The Commission also believes that the terms record, individually identifiable record and accessible record should operate as separate activators, or "on/off switches," for the appropriate provisions of the Act. For example, the Act's civil remedies could apply in all cases in which the misuse of an individually identifiable record through failure to comply with one of the Act's requirements resulted in injury to an individual, while the access to records provision could be subject to the reasonable burden test of the accessible record definition. This would allow more flexibility and broaden the scope of the current Act.
Another provision of the Act that limits its scope is the one dealing with contractors. Recipients of discretionary Federal grants who perform functions similar or identical to functions performed by contractors are not covered. Agency personnel interviewed by Commission staff frequently expressed the view that the implicit distinction in the Act between contractors and grantees is, in many cases, artificial. The Commission agrees. In Chapter 15 of its final report, moreover, it recommends that a uniform set of requirements and safeguards be applied to records collected or maintained in individually identifiable form for a research or statistical purpose under Federal authority or with Federal funds, and the Privacy Act is suggested as a basic vehicle for implementing these recommendations.

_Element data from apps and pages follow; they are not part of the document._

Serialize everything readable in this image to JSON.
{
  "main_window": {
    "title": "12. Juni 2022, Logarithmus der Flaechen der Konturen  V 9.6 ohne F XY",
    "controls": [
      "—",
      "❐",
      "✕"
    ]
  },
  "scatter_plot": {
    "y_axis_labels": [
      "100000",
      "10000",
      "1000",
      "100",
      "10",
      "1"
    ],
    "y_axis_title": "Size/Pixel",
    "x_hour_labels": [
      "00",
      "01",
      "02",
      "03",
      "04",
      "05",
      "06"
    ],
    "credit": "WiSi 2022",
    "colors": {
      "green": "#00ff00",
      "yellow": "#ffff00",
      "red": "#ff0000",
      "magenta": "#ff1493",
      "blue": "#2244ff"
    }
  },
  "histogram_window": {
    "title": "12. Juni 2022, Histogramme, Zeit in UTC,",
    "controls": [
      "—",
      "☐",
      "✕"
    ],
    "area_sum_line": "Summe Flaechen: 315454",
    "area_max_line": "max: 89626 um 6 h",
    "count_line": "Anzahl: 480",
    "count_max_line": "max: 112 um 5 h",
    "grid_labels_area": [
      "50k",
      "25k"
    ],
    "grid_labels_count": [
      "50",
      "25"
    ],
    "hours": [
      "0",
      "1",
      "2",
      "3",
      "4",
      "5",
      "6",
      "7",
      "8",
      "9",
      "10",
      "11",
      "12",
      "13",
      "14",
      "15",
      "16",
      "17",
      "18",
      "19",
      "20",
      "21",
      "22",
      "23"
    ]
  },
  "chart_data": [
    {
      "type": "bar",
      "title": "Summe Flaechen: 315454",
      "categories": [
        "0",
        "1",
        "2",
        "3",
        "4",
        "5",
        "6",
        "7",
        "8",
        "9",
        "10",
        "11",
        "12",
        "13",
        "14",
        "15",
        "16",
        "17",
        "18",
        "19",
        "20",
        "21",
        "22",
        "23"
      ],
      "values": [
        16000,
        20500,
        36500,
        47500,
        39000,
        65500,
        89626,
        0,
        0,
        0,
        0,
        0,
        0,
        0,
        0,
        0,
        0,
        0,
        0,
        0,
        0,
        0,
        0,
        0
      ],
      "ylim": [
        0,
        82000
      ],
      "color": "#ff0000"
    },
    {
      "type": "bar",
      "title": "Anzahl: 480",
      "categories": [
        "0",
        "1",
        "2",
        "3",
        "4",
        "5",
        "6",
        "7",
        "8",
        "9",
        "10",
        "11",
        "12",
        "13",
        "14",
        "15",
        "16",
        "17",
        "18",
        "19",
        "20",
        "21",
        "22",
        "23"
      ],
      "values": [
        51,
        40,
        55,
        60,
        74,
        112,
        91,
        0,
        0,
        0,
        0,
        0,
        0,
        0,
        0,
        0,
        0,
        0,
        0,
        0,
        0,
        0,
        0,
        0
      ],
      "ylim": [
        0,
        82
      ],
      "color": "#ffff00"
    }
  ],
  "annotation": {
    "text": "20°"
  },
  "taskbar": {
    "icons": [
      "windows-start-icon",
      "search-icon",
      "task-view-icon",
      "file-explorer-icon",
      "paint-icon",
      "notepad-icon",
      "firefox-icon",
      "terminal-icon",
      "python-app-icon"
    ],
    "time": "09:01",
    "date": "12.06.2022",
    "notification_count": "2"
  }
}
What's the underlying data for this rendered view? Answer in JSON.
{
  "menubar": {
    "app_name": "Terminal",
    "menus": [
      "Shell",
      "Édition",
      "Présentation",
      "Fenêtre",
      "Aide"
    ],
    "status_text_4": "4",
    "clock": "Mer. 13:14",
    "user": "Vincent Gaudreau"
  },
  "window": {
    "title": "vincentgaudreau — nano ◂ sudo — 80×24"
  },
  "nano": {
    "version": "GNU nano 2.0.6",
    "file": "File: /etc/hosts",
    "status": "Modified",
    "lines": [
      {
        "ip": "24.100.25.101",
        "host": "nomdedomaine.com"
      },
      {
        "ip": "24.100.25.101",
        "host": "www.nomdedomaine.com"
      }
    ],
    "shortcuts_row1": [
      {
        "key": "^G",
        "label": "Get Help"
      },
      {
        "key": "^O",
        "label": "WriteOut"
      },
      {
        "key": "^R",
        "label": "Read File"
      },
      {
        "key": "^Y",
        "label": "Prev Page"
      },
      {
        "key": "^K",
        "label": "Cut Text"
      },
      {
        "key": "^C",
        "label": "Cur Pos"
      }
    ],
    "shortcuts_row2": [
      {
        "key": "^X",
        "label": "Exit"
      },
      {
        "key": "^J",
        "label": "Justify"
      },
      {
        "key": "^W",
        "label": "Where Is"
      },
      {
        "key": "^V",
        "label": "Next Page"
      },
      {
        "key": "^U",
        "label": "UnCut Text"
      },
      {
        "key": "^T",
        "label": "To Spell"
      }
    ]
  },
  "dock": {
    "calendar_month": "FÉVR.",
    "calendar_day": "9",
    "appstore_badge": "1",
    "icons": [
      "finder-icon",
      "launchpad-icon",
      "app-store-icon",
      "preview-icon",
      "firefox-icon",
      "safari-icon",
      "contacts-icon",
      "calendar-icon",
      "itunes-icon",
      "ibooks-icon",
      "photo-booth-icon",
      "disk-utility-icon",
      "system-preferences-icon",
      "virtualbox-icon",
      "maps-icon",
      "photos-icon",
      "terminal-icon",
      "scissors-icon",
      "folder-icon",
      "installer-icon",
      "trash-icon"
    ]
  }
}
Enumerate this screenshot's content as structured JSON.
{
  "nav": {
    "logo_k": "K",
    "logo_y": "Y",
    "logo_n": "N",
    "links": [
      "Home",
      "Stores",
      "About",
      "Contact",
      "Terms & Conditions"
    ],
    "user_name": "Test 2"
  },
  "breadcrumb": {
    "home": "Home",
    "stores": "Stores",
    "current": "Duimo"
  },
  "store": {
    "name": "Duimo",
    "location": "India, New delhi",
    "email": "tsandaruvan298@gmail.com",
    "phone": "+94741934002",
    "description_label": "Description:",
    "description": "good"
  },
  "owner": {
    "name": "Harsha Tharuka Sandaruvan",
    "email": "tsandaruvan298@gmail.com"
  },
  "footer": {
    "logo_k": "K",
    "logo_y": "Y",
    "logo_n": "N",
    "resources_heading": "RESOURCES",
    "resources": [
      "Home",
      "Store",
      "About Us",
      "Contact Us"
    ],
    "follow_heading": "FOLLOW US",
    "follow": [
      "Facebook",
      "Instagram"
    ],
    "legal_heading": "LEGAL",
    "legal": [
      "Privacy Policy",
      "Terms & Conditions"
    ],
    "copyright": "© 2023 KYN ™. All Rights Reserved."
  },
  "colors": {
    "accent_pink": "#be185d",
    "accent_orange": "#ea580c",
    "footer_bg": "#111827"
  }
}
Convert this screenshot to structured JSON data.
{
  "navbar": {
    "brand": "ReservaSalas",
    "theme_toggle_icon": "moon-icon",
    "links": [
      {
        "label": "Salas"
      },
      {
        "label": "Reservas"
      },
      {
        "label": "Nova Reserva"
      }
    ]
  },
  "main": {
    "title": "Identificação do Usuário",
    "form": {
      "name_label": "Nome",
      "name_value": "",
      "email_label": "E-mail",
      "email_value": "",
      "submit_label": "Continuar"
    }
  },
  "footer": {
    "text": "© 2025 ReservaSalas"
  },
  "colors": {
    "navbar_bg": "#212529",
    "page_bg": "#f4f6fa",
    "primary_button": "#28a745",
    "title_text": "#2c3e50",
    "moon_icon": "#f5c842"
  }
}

While care must be taken to avoid creating undue burdens on the contractor or grantee, the Commission believes that the Federal government must assure that the basic protections of the Privacy Act apply to records generated with Federal funds for use by the Federal government. Specifically, the Commission believes that any contractor or recipient of a discretionary Federal grant, or any subcontractor thereof, who performs any function on behalf of a Federal agency which requires the contractor or grantee to maintain individually identifiable records, should be subject to the provisions of the Act. The Act, however, should not apply to employment, personnel, or administrative records the contractor or grantee maintains as a necessary aspect of supporting the contract or grant, but which bear no other relation to its performance. The Act also should not apply to individually identifiable records to which the following three conditions all apply: (1) records that are neither required nor implied by terms of the contract or grant; (2) records for which no representation of Federal sponsorship or association is made; and (3) records that will not be provided to the Federal agency with which the contract or grant is established, except for authorized audits or investigations. The added specificity in delineating which records fall within the Act's purview represents an attempt to preserve the intent of the Act while removing some of the confusion that could result in undue burden on contractors and grantees.
The remaining analysis of agency implementation of the Privacy Act will be based on the eight Privacy Act principles identified earlier. The extent of their fulfillment will be examined and the Commission's suggestions for change in their implementation will be presented and explained.